So the earlier trademark uses were commercial uses, by businesses, as the following advertisement proves, yet limited in scope, one product, a small region, the East coast of the USA for WMCA and State mutual, Seattle for University federal savings and during a short period of time.

For Franklin Loufrani to use a similar logo to build a business in different classes of goods, in a different era and geographical area was not infringing on the rights of any other business. He actually did this with a real social intent, providing daily good news to people to make them feel better, working with big media to achieve this aim. And his business model was novel, he popularised the logo with products, thinking that spreading the smile through people wearing it and on homewares in every possible place, would encourage people to smile more and be more positive in their interactions with one another. 

As an article in the Big issue stated "More than five decades on, the evidence is mounting to support Franklin Loufrani’s insight. In a study back in 2014, Facebook secretly manipulated the feeds of 689,003 people and found they could control their mood by feeding them more negative or more positive content. Through a process of “emotional contagion”, users would mirror the stories they were served."

Yes it is a business, but it is a creative business, from the start, its founder has thought creatively to conceive a unique project, and his brand has constantly been innovating to work with graphic artists, musicians, influencers, fashion designers and iconic brands who share its brand values.

Later, his son created the first Logographic written language derived from Smiley and let his logos be used for free in the digital world. 

He actually gave these to the world, never complained about being copied and even said in public and in many interviews that he was proud that other phone manufacturers or social platforms who had better technology than him could take his idea to the next level. 

Franklin's initial concept of spreading positive news is now part of a non-profit, the Smiley Movement, meant to support change makers from the charity sector and provide positive, solution oriented news to the public to make people be part of the change.

  • A video showcasing everything Smiley News does in the non-profit community.

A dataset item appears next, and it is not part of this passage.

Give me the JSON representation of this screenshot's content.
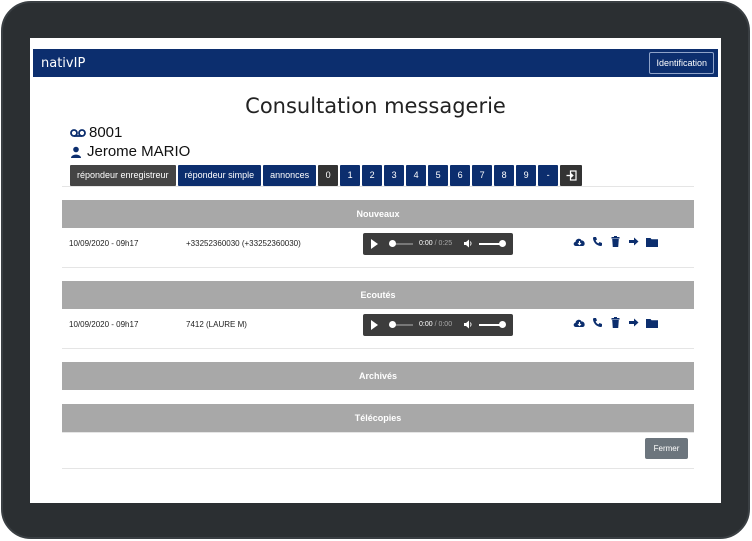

What the billions of people who know of Smiley today see, is a design brand that is the result of the creative work of the Smiley company, its founders and all the people who worked there for decades. People see Smiley products, marketing campaigns and cultural events created and promoted by the Smiley company and they use a new digital language invented as a process and created as an artistic form of communication by Nicolas Loufrani.

The Smiley Company is not making 500 Million a year. These are the retail sales, which is the measure of success used by all licensing IPs as ranked by License Global magazine in its annual Top 100 global licensors. 97% of these revenues are generated by retailers, wholesalers, brands, suppliers and manufacturers collaborating with Smiley. Licensing is a business model that actually brings success along the whole supply chain. 

With what's left, like every business the Smiley company pays 50 staff, hundreds of suppliers, artists, marketing agencies, media groups, lawyers, supports its non-profit and pays taxes. 

Harvey Ball did not create or invent our trademarked brand name, did not create or invent our trademarked logo, did not create or invent our digital language, did not create or Invent the 15000 products we design every year and their marketing campaigns.

Harvey Ball designed one badge under the direction of his client: State Mutual, the Smile insurance companies, who exploited it commercially for a limited period of time and did not think it was worthy of anything else. While we created a brand and continued to develop it with passion for over 5 decades.